* [Material for the task]
▬▬▬

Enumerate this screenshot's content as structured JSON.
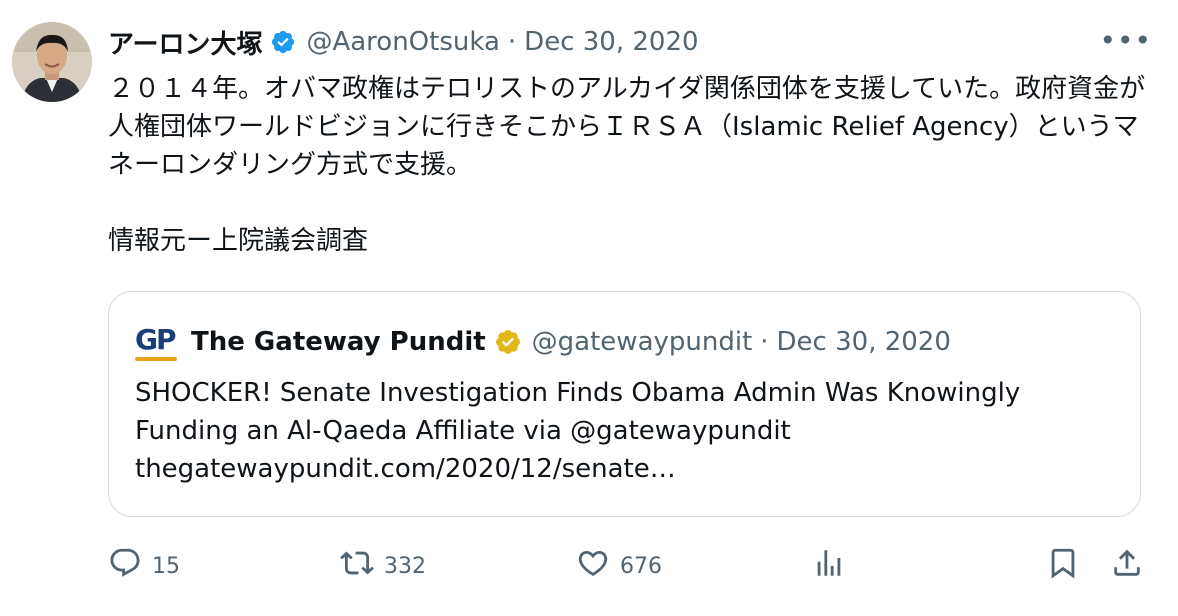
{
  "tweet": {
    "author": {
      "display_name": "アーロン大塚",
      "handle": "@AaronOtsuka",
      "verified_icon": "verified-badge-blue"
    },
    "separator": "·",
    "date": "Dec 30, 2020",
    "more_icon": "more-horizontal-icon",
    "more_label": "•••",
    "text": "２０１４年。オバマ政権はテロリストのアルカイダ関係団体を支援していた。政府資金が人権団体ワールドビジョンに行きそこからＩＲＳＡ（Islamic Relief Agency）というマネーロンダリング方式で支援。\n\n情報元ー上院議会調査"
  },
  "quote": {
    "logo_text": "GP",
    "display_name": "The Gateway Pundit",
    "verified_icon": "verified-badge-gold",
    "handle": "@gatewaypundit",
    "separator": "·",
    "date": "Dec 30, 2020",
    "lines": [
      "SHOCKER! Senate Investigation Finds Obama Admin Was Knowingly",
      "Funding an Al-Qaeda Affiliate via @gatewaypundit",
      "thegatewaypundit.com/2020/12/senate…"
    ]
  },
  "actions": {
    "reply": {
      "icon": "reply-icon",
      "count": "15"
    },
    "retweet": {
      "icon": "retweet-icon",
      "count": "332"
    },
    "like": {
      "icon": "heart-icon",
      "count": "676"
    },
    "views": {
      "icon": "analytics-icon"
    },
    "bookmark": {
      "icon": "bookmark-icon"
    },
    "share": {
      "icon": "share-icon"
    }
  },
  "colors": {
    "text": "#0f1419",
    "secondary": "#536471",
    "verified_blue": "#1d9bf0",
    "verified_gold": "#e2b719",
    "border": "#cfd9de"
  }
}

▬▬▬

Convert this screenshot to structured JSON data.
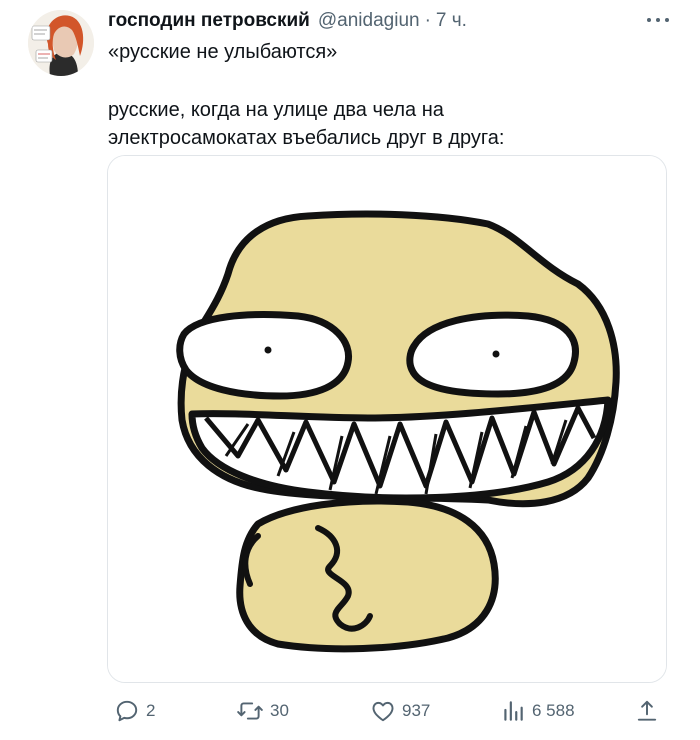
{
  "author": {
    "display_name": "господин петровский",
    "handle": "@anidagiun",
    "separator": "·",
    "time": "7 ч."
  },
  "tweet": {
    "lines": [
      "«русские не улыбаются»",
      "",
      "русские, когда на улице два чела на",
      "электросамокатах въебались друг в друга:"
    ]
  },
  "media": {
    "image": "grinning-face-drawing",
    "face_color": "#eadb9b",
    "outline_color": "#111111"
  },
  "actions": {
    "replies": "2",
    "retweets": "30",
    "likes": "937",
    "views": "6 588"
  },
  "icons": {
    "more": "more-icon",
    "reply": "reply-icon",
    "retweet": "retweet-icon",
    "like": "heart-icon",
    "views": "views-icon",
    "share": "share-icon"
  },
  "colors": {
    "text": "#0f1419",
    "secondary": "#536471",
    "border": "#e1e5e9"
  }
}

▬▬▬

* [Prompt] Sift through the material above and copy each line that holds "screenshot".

* [Solved exercise]
Enumerate this screenshot's content as structured JSON.
Convert this screenshot to structured JSON data.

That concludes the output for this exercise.